Way Too Hard

We become parents, some of us, on purpose. We spend months dreaming, planning, getting ready, and are overjoyed when our new baby comes into our lives. Some of us are surprised by the pregnancy, and we have to figure out how to adjust, how to adapt, what shape our lives will take.

There aren't always happy endings, either. Babies desperately loved and longed for sometimes aren't ours for very long, and parents must learn how to cope with loss when they hoped for joyous bounty--a new life to change and shape theirs.

Whatever the way we become parents, whether we lose our little one, whether we find ourselves with a baby with a disability, or a baby born perfect with all ten fingers and ten toes, one thing is certain. We are way too hard on ourselves as parents when we are faced with adversity and challenges. We beat ourselves up when we feel we've let our child down, when we've been human and made a mistake, or not known about some special trick or tool or tip.

We are even harder on ourselves when we have a child with a challenge. We face scrutiny from medical and educational professionals, from the general public, from our own families whose support we are counting on the most.

We are too hard on ourselves and way too hard on other parents. We judge and we find ourselves sorely lacking. We worry. We second guess ourselves. We take a difficult situation and make it harder on ourselves with our doubts, our worries, our certainty that we have irreparably failed our children because we didn't do X or did Y.

And when we turn away from judging ourselves, we are vicious in our condemnation of other parents.  We've really got to stop this before we teach our children to doubt themselves, to worry over everything, to find themselves lacking, and before they turn all of that onto others.

Do you love your children? Would you take a bullet for them? Brave uncomfortable and uncertain situations to fight for the things they need? Are you trying to make the world a more understandable and navigable place for them?

Of course you are and of course you do. You do the best you can and when you know better, you try to do better. You don't expect your children to be perfect so why should you expect you to be, either, or for, that matter, any other parent going through uncharted territories trying to raise a child or children with issues and challenges?

Sure, it's easy to kick ourselves and kick other parents, too. Anger lets us cover up the fear and the worry, the anguish that keeps us up at night. It distracts us.

This world is not an easy place and so often we feel alone and misunderstood and completely incapable. We need to quit making the world harder than it has to be. We need to reach out to parents who are struggling and give them a soft place, a place of understanding and acceptance. We need to reach out to other people and let them know that it's okay--no one has to be alone.

Twenty years ago, with Bobby, that was a time where we were alone. We did it on our own. Times have changed. There are more of us now, and we can and should make sure that no family feels alone and isolated and misunderstood. We do that by showing and feeling compassion, by reaching out and making sure there are soft places for everyone to express their realities and know that they'll receive back acceptance.
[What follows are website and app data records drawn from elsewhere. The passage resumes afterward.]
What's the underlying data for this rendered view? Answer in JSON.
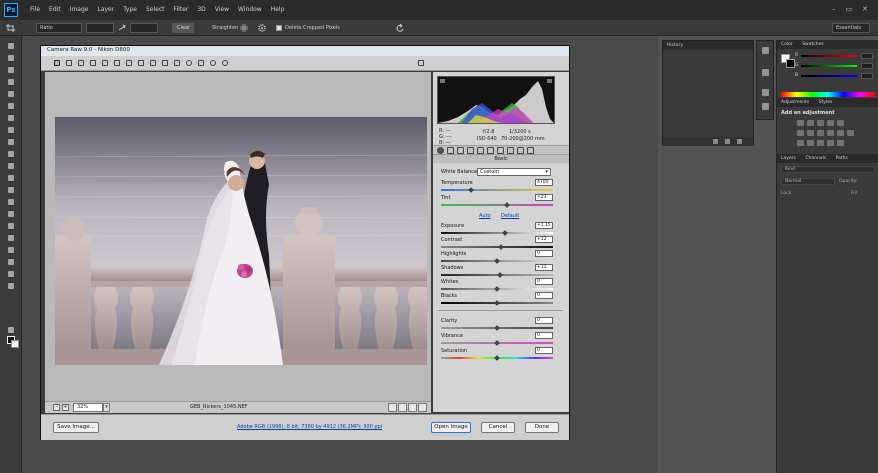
{
  "app": {
    "logo": "Ps",
    "menu": [
      "File",
      "Edit",
      "Image",
      "Layer",
      "Type",
      "Select",
      "Filter",
      "3D",
      "View",
      "Window",
      "Help"
    ],
    "window_controls": [
      "–",
      "▭",
      "✕"
    ]
  },
  "options_bar": {
    "ratio_label": "Ratio",
    "clear_label": "Clear",
    "straighten_label": "Straighten",
    "delete_cropped_label": "Delete Cropped Pixels",
    "workspace": "Essentials"
  },
  "camera_raw": {
    "title": "Camera Raw 9.0  -  Nikon D800",
    "readout": {
      "rgb_labels": [
        "R:",
        "G:",
        "B:"
      ],
      "rgb_values": [
        "---",
        "---",
        "---"
      ],
      "aperture": "f/2.8",
      "shutter": "1/3200 s",
      "iso": "ISO 640",
      "lens": "70-200@200 mm"
    },
    "panel_header": "Basic",
    "white_balance_label": "White Balance:",
    "white_balance_value": "Custom",
    "auto_label": "Auto",
    "default_label": "Default",
    "controls": [
      {
        "label": "Temperature",
        "value": "4700"
      },
      {
        "label": "Tint",
        "value": "+23"
      },
      {
        "label": "Exposure",
        "value": "+1.15"
      },
      {
        "label": "Contrast",
        "value": "+12"
      },
      {
        "label": "Highlights",
        "value": "0"
      },
      {
        "label": "Shadows",
        "value": "+11"
      },
      {
        "label": "Whites",
        "value": "0"
      },
      {
        "label": "Blacks",
        "value": "0"
      },
      {
        "label": "Clarity",
        "value": "0"
      },
      {
        "label": "Vibrance",
        "value": "0"
      },
      {
        "label": "Saturation",
        "value": "0"
      }
    ],
    "zoom_minus": "–",
    "zoom_plus": "+",
    "zoom_value": "32%",
    "zoom_dropdown": "▾",
    "filename": "GEB_Rickers_1045.NEF",
    "workflow_link": "Adobe RGB (1998); 8 bit; 7360 by 4912 (36.2MP); 300 ppi",
    "buttons": {
      "save_image": "Save Image...",
      "open_image": "Open Image",
      "cancel": "Cancel",
      "done": "Done"
    }
  },
  "panels": {
    "history_tab": "History",
    "color_tabs": [
      "Color",
      "Swatches"
    ],
    "color_channels": [
      "R",
      "G",
      "B"
    ],
    "adjustments_tabs": [
      "Adjustments",
      "Styles"
    ],
    "add_adjustment": "Add an adjustment",
    "layers_tabs": [
      "Layers",
      "Channels",
      "Paths"
    ],
    "layers_kind": "Kind",
    "layers_mode": "Normal",
    "layers_opacity": "Opacity:",
    "layers_lock": "Lock:",
    "layers_fill": "Fill:"
  }
}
Rick and I may have figured it out on our own, alone, with Bobby all those years ago, but we are blessed to have so many friends with children like our girls and Bobby, so that we are not alone. We have a broad community of support and acceptance, as do our children, who are accepted and appreciated for who they are, issues and all.

Everyone deserves that. It's way too hard, otherwise, and when we have the power to make things easier for others, how can we not?


Me said...

Yes this this. Yes, yes, yes.

farmwifetwo said...

Rob posted about suicide and parents killing kids on Support for parents??? I don't remember what that blog is called. I posted a rather long comment... along this theme. I suspect there were those that slapped at it instead of reading it. That compassion is required even when something horrible goes wrong and by offering compassion and kindness you may prevent another.

Again as I posted, in many ways parents require more support than the children do. Children's programs exist to help with the autism, but in the end all they need when small is their parents and knowing they are safe and loved. It is the parents that need other parents and adults to help support them.

Ironically, it is the parents that the adults with autism attack first. It is the other parents that think they know more or you are doing it wrong... that attack first.

Which is why I no longer have much use for autism-land online and not much respect for it most days, either.